Since t h e t o t a l German strength from Switzerland through Holland is estimated at a r o u n d 70 divisions, t h i s gives a rough idea of t h e wall of men
and machines the German high command has thrown up to block the entrance to the Ruhr.
Chiang Rallies China
To Face New Crisis
Generalissimo Chiang Kai-Sheck today took public cognizance of t h e " extremely difficult" military situation but called on China to rally and annihilate
Japanese forces which have driven into Kweichow province, a bare 200 miles from China's capital.
Faced with an explosive military and political crisis, Chiang took further steps to reorganize his government, naming Foreign Minister T. V. Soong, brother of Mme. Chiang Kai-Shek, acting president of t h e executive Yuan, a post which Chiang had held
Chiang then summoned his new cabinet ministers and in an address called upon China to rally against the Japanese.
"The present war situation," he said, "is e x t r e m e l y difficult but it is near the stage of final victory."
Enter Crucial Period.
Chiang said that the military developments at t h e front, including the dangerous penetration by the Japanese of Kweichow province "were without our anticipation."
Murder of 29 Yanks Described
By Soldier Who Escaped Japs
HOUSTON, Texas —
Thirty American prisoners lined up at the rail of a Japanese ship, waiting to be shot. They had been recaptured after an almost four-mile swim for
liberty following the torpedoing of a Japanese prison ship off Zamboanga peninsula last Sept. 7.
The 30 were roped together and their hands were bound behind them. Then, the Japs began shooting them one by one—shooting
them in the backs. Twenty-nine of those bound and helpless and hopeless men were killed. The , other got away—just as death was closing in.
Today that man, 23-year-old Tech.
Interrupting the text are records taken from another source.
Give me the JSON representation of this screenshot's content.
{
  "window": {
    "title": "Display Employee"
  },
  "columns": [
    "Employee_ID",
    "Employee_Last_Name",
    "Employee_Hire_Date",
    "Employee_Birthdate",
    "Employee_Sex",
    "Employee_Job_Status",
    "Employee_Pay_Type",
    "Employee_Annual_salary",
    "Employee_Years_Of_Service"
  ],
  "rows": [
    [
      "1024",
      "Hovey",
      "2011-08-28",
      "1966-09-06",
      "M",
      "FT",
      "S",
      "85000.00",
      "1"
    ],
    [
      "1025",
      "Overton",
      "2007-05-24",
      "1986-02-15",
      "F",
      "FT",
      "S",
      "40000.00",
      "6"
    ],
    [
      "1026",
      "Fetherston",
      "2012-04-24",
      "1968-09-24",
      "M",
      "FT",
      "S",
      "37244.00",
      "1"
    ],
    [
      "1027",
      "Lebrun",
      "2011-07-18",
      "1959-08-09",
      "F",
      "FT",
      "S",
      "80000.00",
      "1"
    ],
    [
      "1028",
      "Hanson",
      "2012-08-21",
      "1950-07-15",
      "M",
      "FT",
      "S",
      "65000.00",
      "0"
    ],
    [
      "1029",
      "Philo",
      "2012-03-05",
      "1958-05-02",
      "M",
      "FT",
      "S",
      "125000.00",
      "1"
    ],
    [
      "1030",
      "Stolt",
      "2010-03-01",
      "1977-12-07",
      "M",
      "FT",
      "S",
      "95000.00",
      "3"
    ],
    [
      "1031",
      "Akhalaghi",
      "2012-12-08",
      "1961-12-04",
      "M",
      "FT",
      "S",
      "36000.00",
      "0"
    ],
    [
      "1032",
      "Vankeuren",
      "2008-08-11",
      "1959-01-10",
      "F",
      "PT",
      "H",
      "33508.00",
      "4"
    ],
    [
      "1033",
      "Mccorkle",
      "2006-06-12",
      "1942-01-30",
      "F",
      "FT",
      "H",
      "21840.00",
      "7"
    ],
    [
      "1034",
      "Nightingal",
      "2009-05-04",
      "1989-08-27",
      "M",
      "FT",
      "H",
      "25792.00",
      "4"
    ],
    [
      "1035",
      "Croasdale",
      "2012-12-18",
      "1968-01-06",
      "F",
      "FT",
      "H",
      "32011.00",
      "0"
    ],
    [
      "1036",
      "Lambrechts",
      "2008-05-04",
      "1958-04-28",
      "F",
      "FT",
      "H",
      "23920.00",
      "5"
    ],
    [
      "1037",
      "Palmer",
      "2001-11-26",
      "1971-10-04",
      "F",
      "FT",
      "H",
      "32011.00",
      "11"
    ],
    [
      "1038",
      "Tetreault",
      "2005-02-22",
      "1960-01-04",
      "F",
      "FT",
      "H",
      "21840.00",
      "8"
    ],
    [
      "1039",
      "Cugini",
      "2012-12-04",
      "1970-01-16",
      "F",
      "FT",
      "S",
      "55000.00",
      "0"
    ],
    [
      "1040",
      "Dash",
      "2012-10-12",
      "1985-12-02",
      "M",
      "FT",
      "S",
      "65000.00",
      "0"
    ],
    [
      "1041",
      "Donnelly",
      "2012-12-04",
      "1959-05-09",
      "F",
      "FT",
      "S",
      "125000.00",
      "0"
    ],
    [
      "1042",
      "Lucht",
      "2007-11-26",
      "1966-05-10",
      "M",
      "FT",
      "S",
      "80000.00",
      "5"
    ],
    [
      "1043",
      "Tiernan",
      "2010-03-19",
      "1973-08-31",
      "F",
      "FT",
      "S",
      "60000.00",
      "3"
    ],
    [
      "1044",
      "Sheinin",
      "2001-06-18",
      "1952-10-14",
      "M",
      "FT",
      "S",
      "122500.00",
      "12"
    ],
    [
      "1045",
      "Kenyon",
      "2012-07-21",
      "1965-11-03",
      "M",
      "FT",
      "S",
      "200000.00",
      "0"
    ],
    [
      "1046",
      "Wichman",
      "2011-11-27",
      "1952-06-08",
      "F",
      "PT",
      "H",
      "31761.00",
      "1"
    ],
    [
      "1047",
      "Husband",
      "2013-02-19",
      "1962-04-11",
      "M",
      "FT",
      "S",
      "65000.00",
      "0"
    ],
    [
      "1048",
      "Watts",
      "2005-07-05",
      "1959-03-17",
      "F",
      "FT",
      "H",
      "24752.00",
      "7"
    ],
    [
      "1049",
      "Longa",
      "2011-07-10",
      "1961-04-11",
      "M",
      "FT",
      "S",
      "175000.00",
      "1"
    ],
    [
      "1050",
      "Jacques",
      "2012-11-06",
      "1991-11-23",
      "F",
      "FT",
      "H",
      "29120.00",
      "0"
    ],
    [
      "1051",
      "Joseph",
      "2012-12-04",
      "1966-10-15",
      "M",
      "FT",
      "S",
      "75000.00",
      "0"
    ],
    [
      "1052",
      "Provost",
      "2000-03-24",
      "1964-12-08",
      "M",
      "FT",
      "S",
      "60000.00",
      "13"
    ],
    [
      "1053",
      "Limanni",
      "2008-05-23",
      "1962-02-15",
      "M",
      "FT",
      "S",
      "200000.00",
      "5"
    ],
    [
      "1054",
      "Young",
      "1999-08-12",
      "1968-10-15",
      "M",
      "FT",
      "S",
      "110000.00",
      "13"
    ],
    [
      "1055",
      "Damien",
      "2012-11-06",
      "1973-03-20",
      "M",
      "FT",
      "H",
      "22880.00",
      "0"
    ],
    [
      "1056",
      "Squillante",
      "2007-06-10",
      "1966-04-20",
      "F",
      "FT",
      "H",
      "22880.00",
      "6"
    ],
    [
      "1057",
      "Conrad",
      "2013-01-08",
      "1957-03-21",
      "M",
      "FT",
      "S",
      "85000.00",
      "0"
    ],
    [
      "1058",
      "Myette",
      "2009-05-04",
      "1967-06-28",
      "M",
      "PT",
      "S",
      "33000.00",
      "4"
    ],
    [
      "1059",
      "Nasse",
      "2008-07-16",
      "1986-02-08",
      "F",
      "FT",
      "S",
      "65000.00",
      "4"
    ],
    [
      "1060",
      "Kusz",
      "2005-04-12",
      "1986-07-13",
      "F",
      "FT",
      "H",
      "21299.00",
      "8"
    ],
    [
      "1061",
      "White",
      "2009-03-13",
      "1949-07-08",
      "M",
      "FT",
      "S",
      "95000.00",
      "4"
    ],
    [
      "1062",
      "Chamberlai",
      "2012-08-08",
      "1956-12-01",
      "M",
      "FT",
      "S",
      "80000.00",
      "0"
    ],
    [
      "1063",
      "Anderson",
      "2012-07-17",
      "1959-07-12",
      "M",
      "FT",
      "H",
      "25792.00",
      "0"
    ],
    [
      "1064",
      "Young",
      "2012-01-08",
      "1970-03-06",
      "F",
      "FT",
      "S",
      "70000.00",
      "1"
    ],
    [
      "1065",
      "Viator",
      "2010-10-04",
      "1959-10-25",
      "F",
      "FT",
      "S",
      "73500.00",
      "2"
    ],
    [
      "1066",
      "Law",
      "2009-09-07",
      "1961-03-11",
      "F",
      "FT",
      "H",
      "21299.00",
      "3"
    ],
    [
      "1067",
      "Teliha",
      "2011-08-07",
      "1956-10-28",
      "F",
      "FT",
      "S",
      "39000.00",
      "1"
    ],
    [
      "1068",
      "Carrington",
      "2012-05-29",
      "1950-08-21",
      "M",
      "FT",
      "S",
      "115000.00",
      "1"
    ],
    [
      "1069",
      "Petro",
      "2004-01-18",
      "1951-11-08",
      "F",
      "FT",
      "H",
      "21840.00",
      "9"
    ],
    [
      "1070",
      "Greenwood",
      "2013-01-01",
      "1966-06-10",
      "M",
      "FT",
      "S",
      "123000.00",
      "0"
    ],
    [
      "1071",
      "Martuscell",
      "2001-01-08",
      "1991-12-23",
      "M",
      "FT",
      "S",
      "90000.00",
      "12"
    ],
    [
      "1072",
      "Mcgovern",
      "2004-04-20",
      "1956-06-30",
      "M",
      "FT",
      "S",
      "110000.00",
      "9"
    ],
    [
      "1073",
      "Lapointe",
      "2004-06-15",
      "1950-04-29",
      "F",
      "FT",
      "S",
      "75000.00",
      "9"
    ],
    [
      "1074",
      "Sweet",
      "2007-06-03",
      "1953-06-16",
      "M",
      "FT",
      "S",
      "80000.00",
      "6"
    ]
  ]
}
Sgt. Denver R. Rose, home with his parents in Houston, told the story of his miraculous escape.
'March of Death' Veteran.'
Veteran of Bataan and Corregidor and one of the thousand prisoners on the terrible "march of death," Rose lost 70 pounds during two and one-half years in a Japanese prison camp.
He weighed little more than 100 pounds when the enemy transferred him and other captives from one part of the Philippines to another.